Here there are a couple lessons I've learned either through my mistakes or watching the mistakes of others.
1. PEOPLE are the NUMBER ONE CAUSE OF ALL PROBLEMS. We're not talking just employees. We're not talking just supervisors. We are talking ALL PEOPLE involved with the business. Employees, supervisors, suppliers, vendors, lawyers, customers, ALL OF THEM, ALL POTENTIAL SOURCES OF PROBLEMS. This is why I only have one employee at Asshole Consulting and why I control the product process with an iron fist. Like the soup Nazi I DEMAND my employees follow instructions, do EXACTLY as I say, and get paid up front because not only does that limit the amount of problems that can go wrong, but it also lowers prices DRAMATICALLY providing better service to my customers (just think about how expensive therapists are when it comes to insurance, co-pays, billing, accounts receivable, accounts payable, and bill collectors).
2. Run one business at a time. While my buddy runs technically one business, there are two separate divisions within the company necessitating twice the amount of managerial overhead. He also sponsors a sporting event annually which is yet just another unnecessary piece of machinery that can go wrong, and at BEST consumes his vital and limited time. Do not chase every little bunny rabbit that might make a good entrepreneurial venture. Focus on one at a time, and until you have that set on auto pilot freeing up additional time to pursue new ventures, do not pursue new ones.
3. Do not bring Tiger Tanks into your personal life. I know two people who got dogs.
Because they wanted to have dogs.
Never mind neither have jobs or are able to support themselves let alone the dogs. Never mind they're living at home and got into this mess by agreeing to take care of other people's dogs. They simply wanted the dog, and who can refuse a cute little doggie?
Well now, even with something as innocent and unassuming as a dog, look at how much of your freetime is consumed and your life complicated by by providing for a retarded-child-equivalent.
You have to feed the dog.
Walk the dog.
Take the dog to the vet.
Take it out to go potty.
Spend time with the dog.
And never mind the new logistical hurdles you face.
You have to get a dog sitter.
You can't go on planes.
You can't go into most restuarants.
You forever have to rent apartments that only accept dogs.
You just sank the equivalent of a 10 hour per week part time job for a dog.
And dogs are just an example. You need to look at every decision in your life and ask if it adds an unnecessary cog to the streamlined machine.
You want to get your MBA? You sure?
You want to buy a boat? You sure?
You want to start a restaurant? You sure?
You want to get a roommate who may or may not stiff you on rent? You sure?
You want to buy that fixer upper dream home? You sure?
You want to get involved with the local civics group, church group, or run your children around town for their 31 different flavors of sports? You sure?

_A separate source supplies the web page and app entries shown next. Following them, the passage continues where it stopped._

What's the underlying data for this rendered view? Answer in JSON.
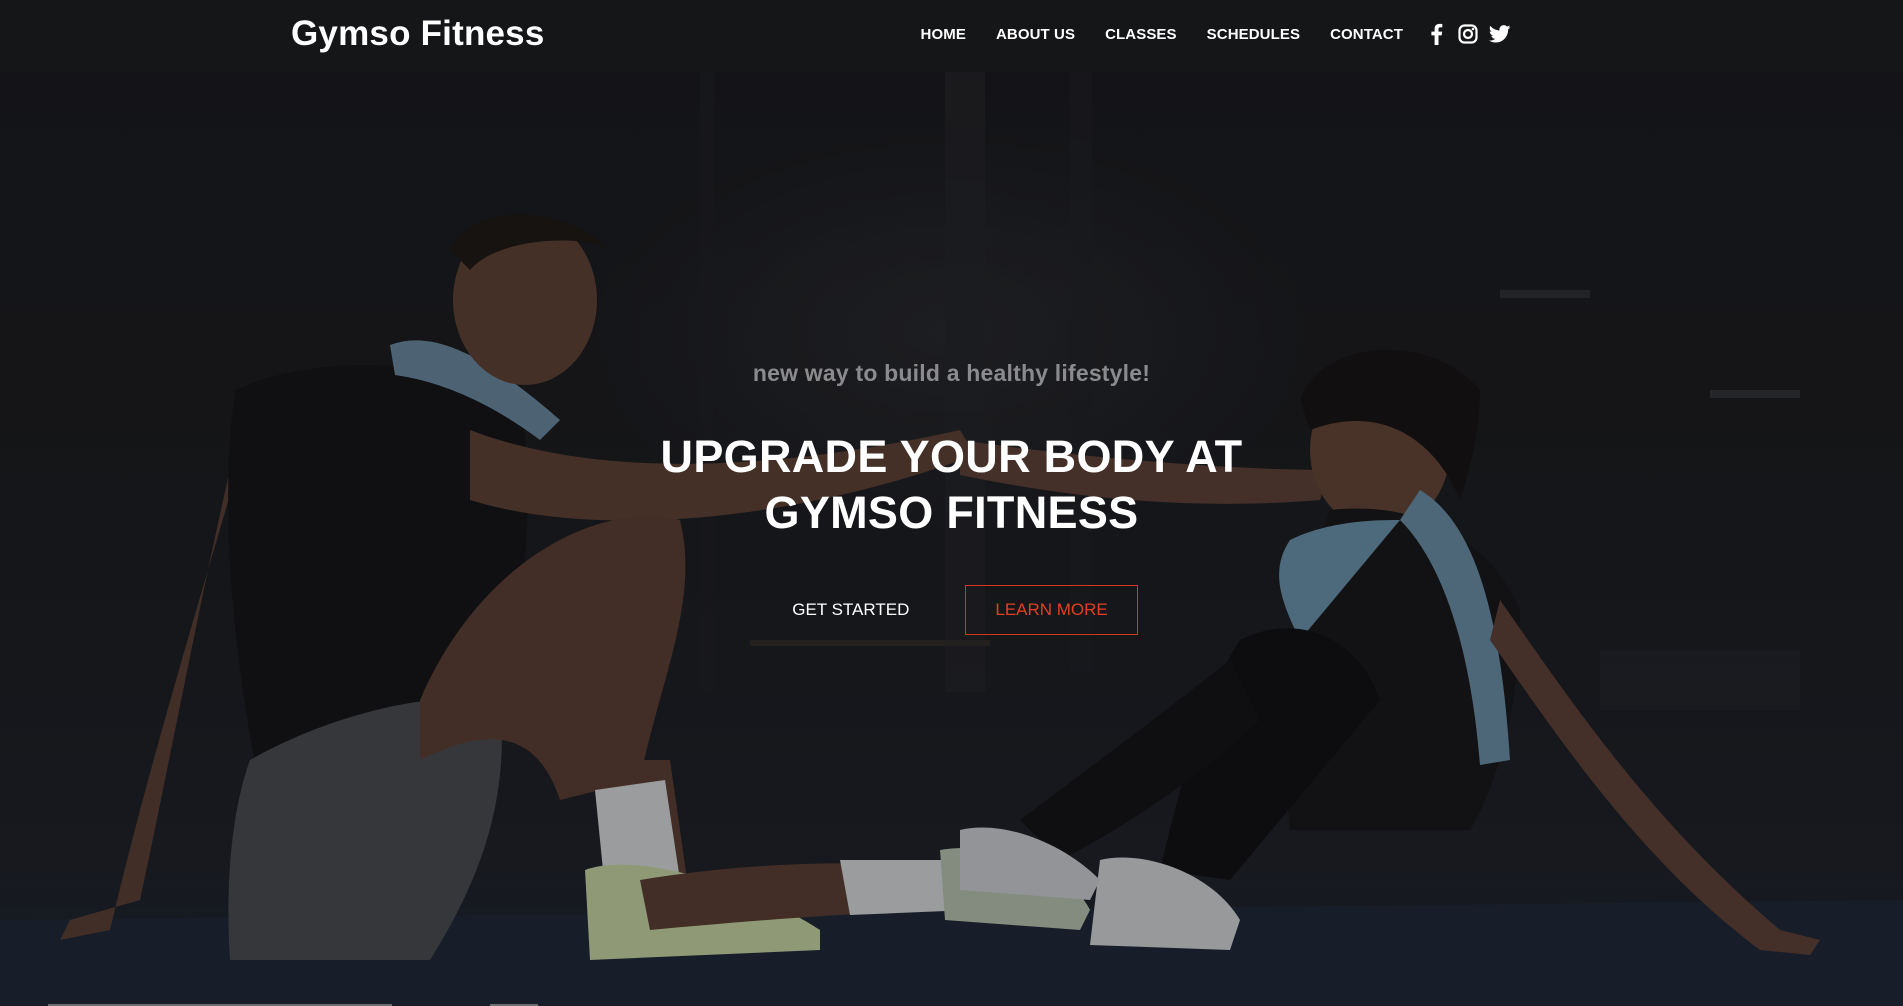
{
  "brand": {
    "name": "Gymso Fitness"
  },
  "nav": {
    "items": [
      {
        "label": "HOME"
      },
      {
        "label": "ABOUT US"
      },
      {
        "label": "CLASSES"
      },
      {
        "label": "SCHEDULES"
      },
      {
        "label": "CONTACT"
      }
    ],
    "social": [
      {
        "icon": "facebook-icon"
      },
      {
        "icon": "instagram-icon"
      },
      {
        "icon": "twitter-icon"
      }
    ]
  },
  "hero": {
    "tagline": "new way to build a healthy lifestyle!",
    "headline": "UPGRADE YOUR BODY AT GYMSO FITNESS",
    "primary_button": "GET STARTED",
    "secondary_button": "LEARN MORE"
  },
  "colors": {
    "accent": "#d4381a",
    "background": "#151618",
    "text": "#ffffff",
    "tagline": "#8b8b8e"
  }
}
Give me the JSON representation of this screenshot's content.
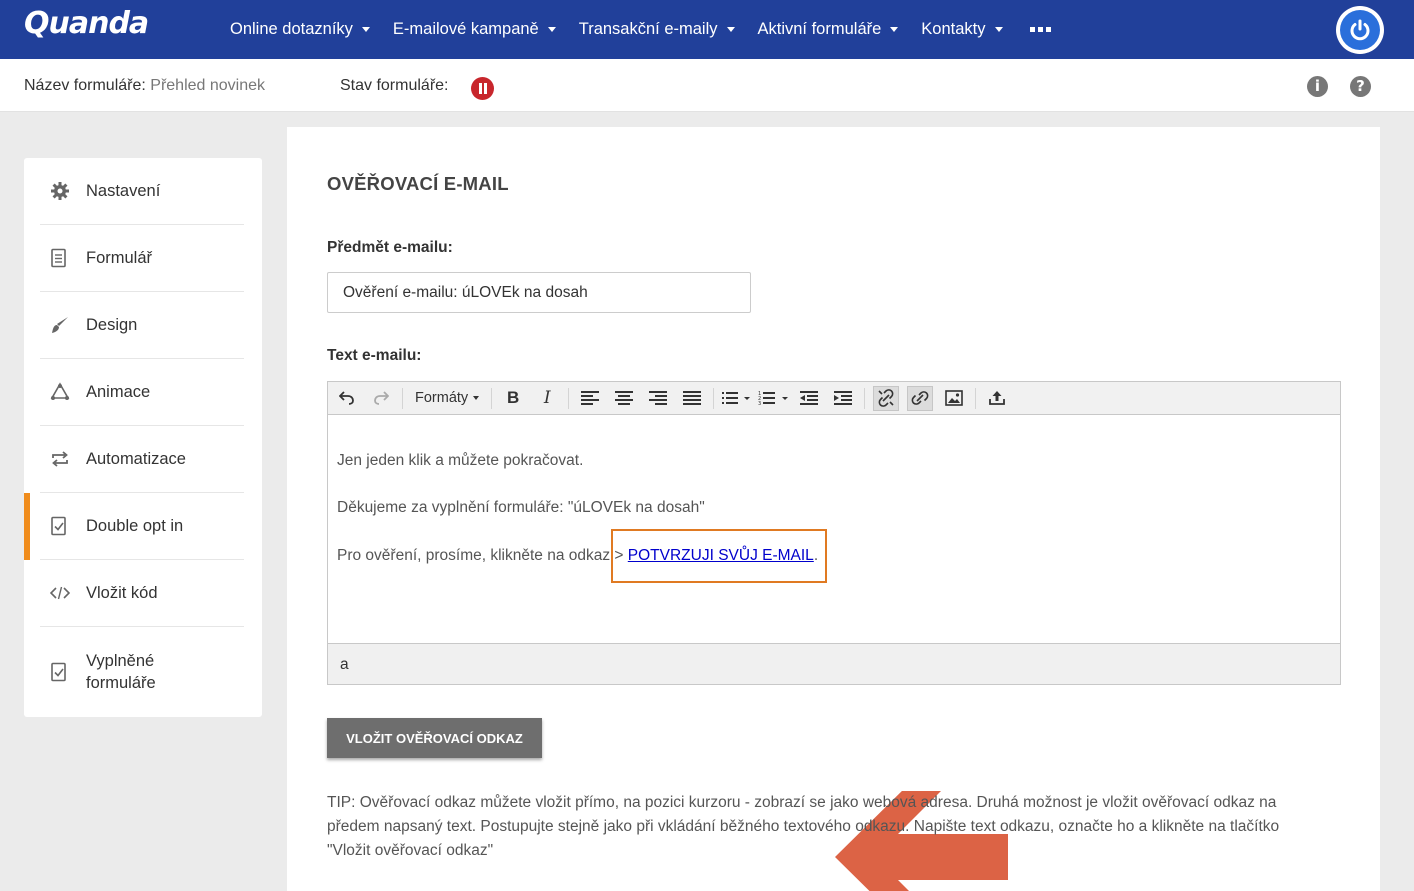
{
  "brand": {
    "logo": "Quanda",
    "accent": "#21409a",
    "highlight": "#e07a22"
  },
  "nav": {
    "items": [
      "Online dotazníky",
      "E-mailové kampaně",
      "Transakční e-maily",
      "Aktivní formuláře",
      "Kontakty"
    ]
  },
  "subheader": {
    "name_label": "Název formuláře:",
    "name_value": "Přehled novinek",
    "status_label": "Stav formuláře:",
    "info_icon": "i",
    "help_icon": "?"
  },
  "sidebar": {
    "items": [
      {
        "label": "Nastavení",
        "icon": "gear-icon"
      },
      {
        "label": "Formulář",
        "icon": "document-icon"
      },
      {
        "label": "Design",
        "icon": "brush-icon"
      },
      {
        "label": "Animace",
        "icon": "animation-icon"
      },
      {
        "label": "Automatizace",
        "icon": "repeat-icon"
      },
      {
        "label": "Double opt in",
        "icon": "check-document-icon"
      },
      {
        "label": "Vložit kód",
        "icon": "code-icon"
      },
      {
        "label": "Vyplněné formuláře",
        "icon": "filled-forms-icon"
      }
    ],
    "active_index": 5
  },
  "main": {
    "title": "OVĚŘOVACÍ E-MAIL",
    "subject_label": "Předmět e-mailu:",
    "subject_value": "Ověření e-mailu: úLOVEk na dosah",
    "text_label": "Text e-mailu:",
    "toolbar": {
      "formats": "Formáty",
      "bold": "B",
      "italic": "I"
    },
    "body": {
      "p1": "Jen jeden klik a můžete pokračovat.",
      "p2": "Děkujeme za vyplnění formuláře: \"úLOVEk na dosah\"",
      "p3_prefix": "Pro ověření, prosíme, klikněte na odkaz > ",
      "p3_link": "POTVRZUJI SVŮJ E-MAIL",
      "p3_suffix": "."
    },
    "status_path": "a",
    "insert_button": "VLOŽIT OVĚŘOVACÍ ODKAZ",
    "tip": "TIP: Ověřovací odkaz můžete vložit přímo, na pozici kurzoru - zobrazí se jako webová adresa. Druhá možnost je vložit ověřovací odkaz na předem napsaný text. Postupujte stejně jako při vkládání běžného textového odkazu. Napište text odkazu, označte ho a klikněte na tlačítko \"Vložit ověřovací odkaz\""
  }
}
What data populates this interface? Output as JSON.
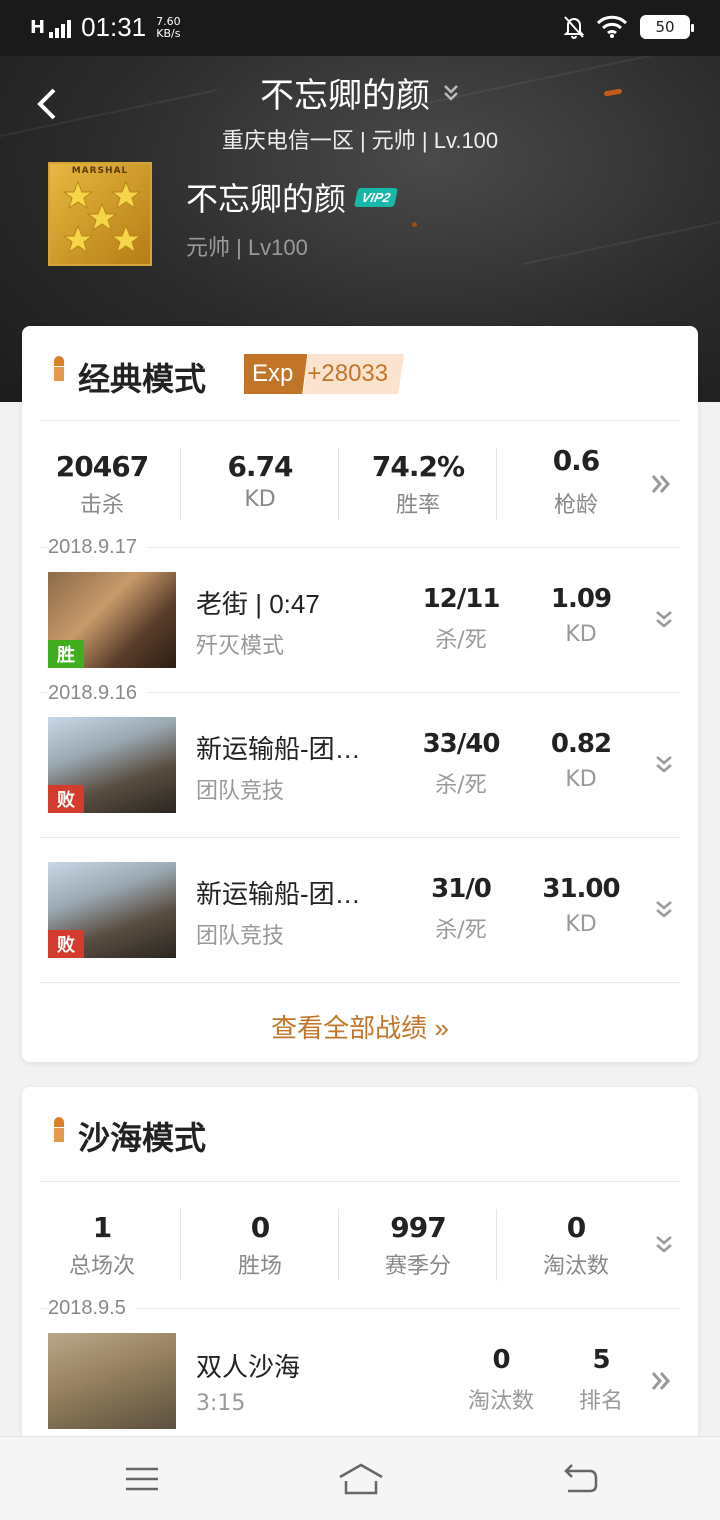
{
  "status_bar": {
    "network": "H",
    "time": "01:31",
    "speed_value": "7.60",
    "speed_unit": "KB/s",
    "battery": "50"
  },
  "header": {
    "title": "不忘卿的颜",
    "subtitle": "重庆电信一区 | 元帅 | Lv.100",
    "player_name": "不忘卿的颜",
    "vip_badge": "VIP2",
    "player_rank": "元帅 | Lv100",
    "avatar_text": "MARSHAL"
  },
  "classic": {
    "title": "经典模式",
    "exp_label": "Exp",
    "exp_value": "+28033",
    "stats": [
      {
        "value": "20467",
        "label": "击杀"
      },
      {
        "value": "6.74",
        "label": "KD"
      },
      {
        "value": "74.2%",
        "label": "胜率"
      },
      {
        "value": "0.6",
        "label": "枪龄"
      }
    ],
    "matches": [
      {
        "date": "2018.9.17",
        "name": "老街 | 0:47",
        "mode": "歼灭模式",
        "kd_ratio": "12/11",
        "kd_ratio_label": "杀/死",
        "kd": "1.09",
        "kd_label": "KD",
        "result": "胜"
      },
      {
        "date": "2018.9.16",
        "name": "新运输船-团…",
        "mode": "团队竞技",
        "kd_ratio": "33/40",
        "kd_ratio_label": "杀/死",
        "kd": "0.82",
        "kd_label": "KD",
        "result": "败"
      },
      {
        "date": "",
        "name": "新运输船-团…",
        "mode": "团队竞技",
        "kd_ratio": "31/0",
        "kd_ratio_label": "杀/死",
        "kd": "31.00",
        "kd_label": "KD",
        "result": "败"
      }
    ],
    "view_all": "查看全部战绩 »"
  },
  "desert": {
    "title": "沙海模式",
    "stats": [
      {
        "value": "1",
        "label": "总场次"
      },
      {
        "value": "0",
        "label": "胜场"
      },
      {
        "value": "997",
        "label": "赛季分"
      },
      {
        "value": "0",
        "label": "淘汰数"
      }
    ],
    "match": {
      "date": "2018.9.5",
      "name": "双人沙海",
      "duration": "3:15",
      "elims": "0",
      "elims_label": "淘汰数",
      "rank": "5",
      "rank_label": "排名"
    }
  },
  "colors": {
    "accent": "#c27529",
    "win": "#3fae1f",
    "lose": "#d33b2c",
    "vip": "#17b8a8"
  }
}
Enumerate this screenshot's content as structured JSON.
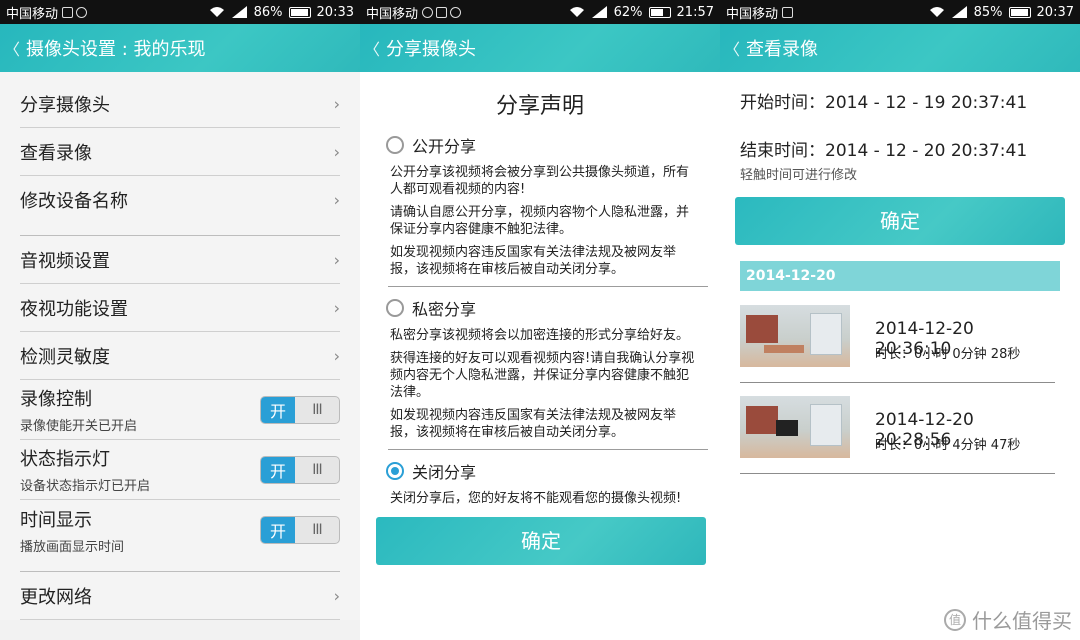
{
  "panel1": {
    "status": {
      "carrier": "中国移动",
      "battery": "86%",
      "battery_level": 0.86,
      "time": "20:33"
    },
    "title": "摄像头设置 : 我的乐现",
    "back_icon": "chevron-left-icon",
    "group1": [
      "分享摄像头",
      "查看录像",
      "修改设备名称"
    ],
    "group2": [
      "音视频设置",
      "夜视功能设置",
      "检测灵敏度"
    ],
    "toggles": [
      {
        "label": "录像控制",
        "sub": "录像使能开关已开启",
        "on_label": "开"
      },
      {
        "label": "状态指示灯",
        "sub": "设备状态指示灯已开启",
        "on_label": "开"
      },
      {
        "label": "时间显示",
        "sub": "播放画面显示时间",
        "on_label": "开"
      }
    ],
    "group3": [
      "更改网络"
    ],
    "toggle_grip": "III"
  },
  "panel2": {
    "status": {
      "carrier": "中国移动",
      "battery": "62%",
      "battery_level": 0.62,
      "time": "21:57"
    },
    "title": "分享摄像头",
    "heading": "分享声明",
    "options": [
      {
        "label": "公开分享",
        "checked": false,
        "paras": [
          "公开分享该视频将会被分享到公共摄像头频道，所有人都可观看视频的内容!",
          "请确认自愿公开分享，视频内容物个人隐私泄露，并保证分享内容健康不触犯法律。",
          "如发现视频内容违反国家有关法律法规及被网友举报，该视频将在审核后被自动关闭分享。"
        ]
      },
      {
        "label": "私密分享",
        "checked": false,
        "paras": [
          "私密分享该视频将会以加密连接的形式分享给好友。",
          "获得连接的好友可以观看视频内容!请自我确认分享视频内容无个人隐私泄露，并保证分享内容健康不触犯法律。",
          "如发现视频内容违反国家有关法律法规及被网友举报，该视频将在审核后被自动关闭分享。"
        ]
      },
      {
        "label": "关闭分享",
        "checked": true,
        "paras": [
          "关闭分享后，您的好友将不能观看您的摄像头视频!"
        ]
      }
    ],
    "confirm": "确定"
  },
  "panel3": {
    "status": {
      "carrier": "中国移动",
      "battery": "85%",
      "battery_level": 0.85,
      "time": "20:37"
    },
    "title": "查看录像",
    "start_label": "开始时间：",
    "start_value": "2014 - 12 - 19 20:37:41",
    "end_label": "结束时间：",
    "end_value": "2014 - 12 - 20 20:37:41",
    "hint": "轻触时间可进行修改",
    "confirm": "确定",
    "date_header": "2014-12-20",
    "recordings": [
      {
        "timestamp": "2014-12-20 20:36:10",
        "duration": "时长：0小时 0分钟 28秒"
      },
      {
        "timestamp": "2014-12-20 20:28:56",
        "duration": "时长：0小时 4分钟 47秒"
      }
    ]
  },
  "watermark": {
    "text": "什么值得买",
    "icon": "值"
  }
}
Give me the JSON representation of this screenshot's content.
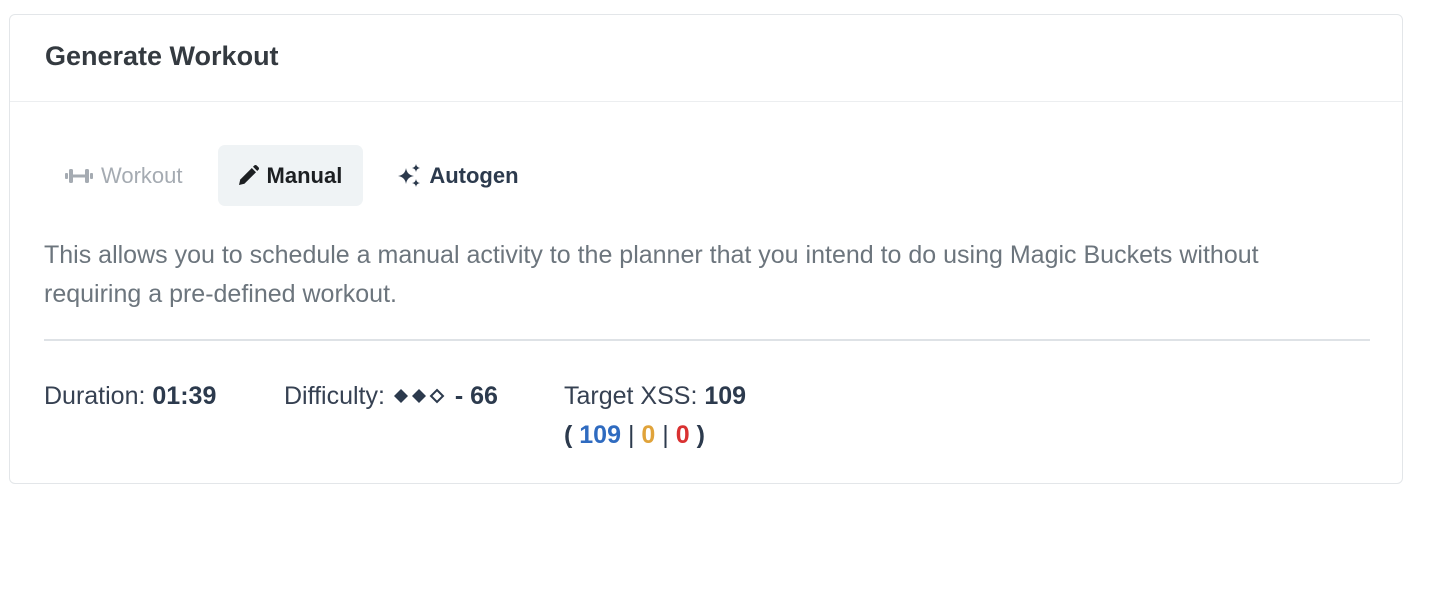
{
  "header": {
    "title": "Generate Workout"
  },
  "tabs": [
    {
      "label": "Workout",
      "icon": "dumbbell-icon",
      "active": false
    },
    {
      "label": "Manual",
      "icon": "pencil-icon",
      "active": true
    },
    {
      "label": "Autogen",
      "icon": "sparkles-icon",
      "active": false
    }
  ],
  "description": "This allows you to schedule a manual activity to the planner that you intend to do using Magic Buckets without requiring a pre-defined workout.",
  "stats": {
    "duration_label": "Duration:",
    "duration_value": "01:39",
    "difficulty_label": "Difficulty:",
    "difficulty_value": "- 66",
    "difficulty_level": {
      "filled": 2,
      "total": 3
    },
    "xss_label": "Target XSS:",
    "xss_value": "109",
    "xss_breakdown": {
      "open": "(",
      "close": ")",
      "separator": "|",
      "values": [
        {
          "value": "109",
          "color": "#2f6bc0"
        },
        {
          "value": "0",
          "color": "#e0a33a"
        },
        {
          "value": "0",
          "color": "#d93131"
        }
      ]
    }
  },
  "colors": {
    "tab_active_bg": "#eff3f5",
    "divider": "#dee2e6",
    "text_muted": "#6c757d"
  }
}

Everything takes time, and not only does it take time, it may unintentionally become the single largest waste of your time in your life. It may ruin you, even driving you into bankruptcy. But while that is certainly not the most common outcome of blindly making your life more complicated than it has to be, most people unconsciously saddle themselves with at least 10 hours per week of unnecessary moving parts.
Be smarter than that.
Time is your most important (and only) resource you have on this planet. Before either blindly following the crowd, or starting some kind of business venture that will make money, but torpedo you life, evaluate and contemplate how much time that move is going to cost you, and how to design it so that it takes the least amount of time to run.
Make yourself smart and check out Cappy's other sites, media, and books!